Consultancy : Research : Academic
The University of Sheffield Advanced Manufacturing Research Centre (AMRC), AMRC Training Centre and Nuclear AMRC form a world-leading cluster for research, innovation and training, and work with advanced manufacturing companies around the globe.
Factory+: a connected, smart factory driven by big data
Factory+ is an open-access digital architecture for manufacturing shop floors that simplifies the way data can be handled across an organisation. Factory+ aims to provide a synthesised way for machinery to capture and use data to solve problems; to make manufacturing more sustainable, efficient and ready for Industry 4.0 – or even 5.0. It is a truly collaborative project of Internet of Things (IoT) engineers, robotic engineers, software engineers and data scientists.

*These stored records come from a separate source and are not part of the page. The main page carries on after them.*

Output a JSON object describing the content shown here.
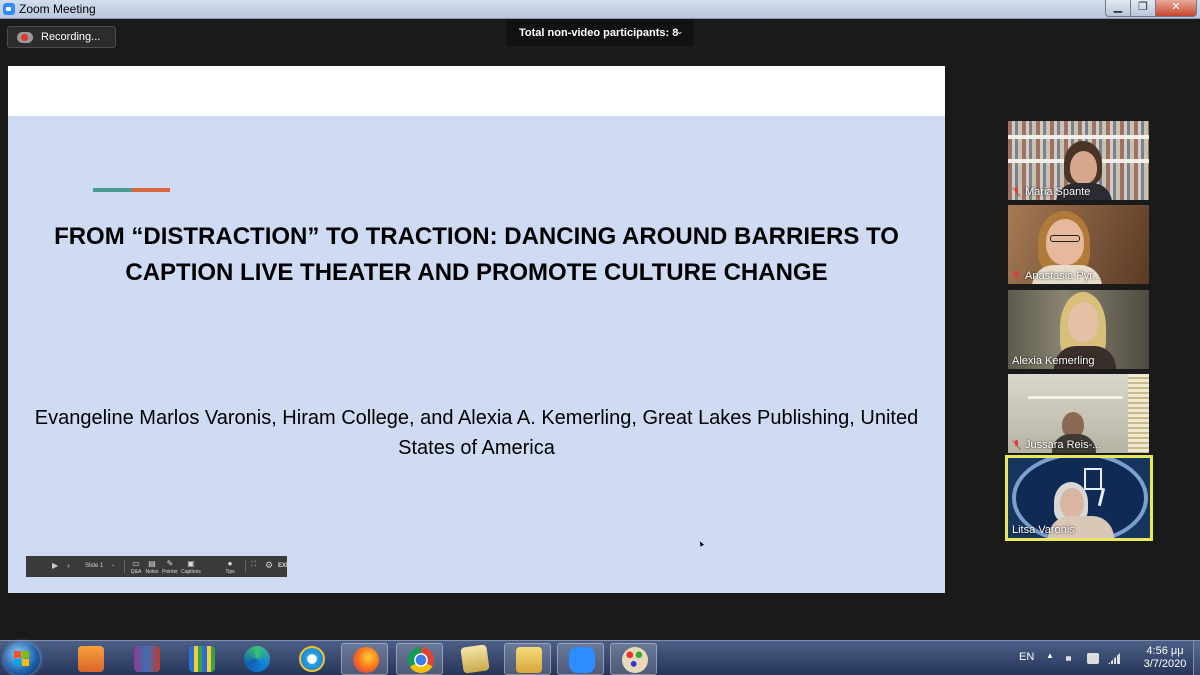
{
  "window": {
    "title": "Zoom Meeting",
    "controls": {
      "minimize": "▁",
      "maximize": "❐",
      "close": "✕"
    }
  },
  "recording": {
    "label": "Recording..."
  },
  "participants_banner": {
    "label": "Total non-video participants: 8",
    "chevron": "⌄"
  },
  "slide": {
    "title": "FROM “DISTRACTION” TO TRACTION: DANCING AROUND BARRIERS TO CAPTION LIVE THEATER AND PROMOTE CULTURE CHANGE",
    "authors": "Evangeline Marlos Varonis, Hiram College, and Alexia A. Kemerling, Great Lakes Publishing, United States of America",
    "accent_colors": [
      "#4a9a93",
      "#d9673d"
    ],
    "controls": {
      "play": "▶",
      "next": "›",
      "slide_label": "Slide 1",
      "slide_chevron": "⌄",
      "qa": "Q&A",
      "notes": "Notes",
      "pointer": "Pointer",
      "captions": "Captions",
      "tips": "Tips",
      "fullscreen": "⛶",
      "settings": "⚙",
      "exit": "EXIT"
    }
  },
  "video_tiles": [
    {
      "name": "Maria Spante",
      "muted": true
    },
    {
      "name": "Anastasia Pyr...",
      "muted": true
    },
    {
      "name": "Alexia Kemerling",
      "muted": false
    },
    {
      "name": "Jussara Reis-...",
      "muted": true
    },
    {
      "name": "Litsa Varonis",
      "muted": false,
      "active_speaker": true
    }
  ],
  "taskbar": {
    "language": "EN",
    "tray_up": "▲",
    "time": "4:56 μμ",
    "date": "3/7/2020",
    "apps": [
      "media-player",
      "winrar",
      "books",
      "edge",
      "internet-explorer",
      "firefox",
      "chrome",
      "image-viewer",
      "file-explorer",
      "zoom",
      "paint"
    ]
  }
}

Data scientists are considered the users of the Factory+ architecture and need to be able to pull data for any project. The value of having data scientists involved in this is that, while we don’t have the domain knowledge of an engineer, we do know what should be considered when collecting useful data for an array of problems without simply trying to collect and store all available data; an endeavour quickly curtailed by storage limitations.
Machining cycle time prediction: Data-driven modelling of machine tool feedrate behavior with neural networks
Accurate prediction of machining cycle times is important in the manufacturing industry. Usually, Computer-Aided Manufacturing (CAM) software estimates the machining times using the commanded feedrate from the toolpath file using basic kinematic settings. Typically, the methods do not account for toolpath geometry or toolpath tolerance and therefore underestimate the machining cycle times considerably. Removing the need for machine-specific knowledge, this paper presents a data-driven feedrate and machining cycle time prediction method by building a neural network model for each machine tool axis. In this study, datasets composed of the commanded feedrate, nominal acceleration, toolpath geometry and the measured feedrate were used to train a neural network model. Validation trials using a representative industrial thin-wall structure component on a commercial machining center showed that this method estimated the machining time with more than 90% accuracy. This method showed that neural network models have the capability to learn the behavior of a complex machine tool system and predict cycle times. Further integration of the methods will be critical in the implantation of digital twins in Industry 4.0.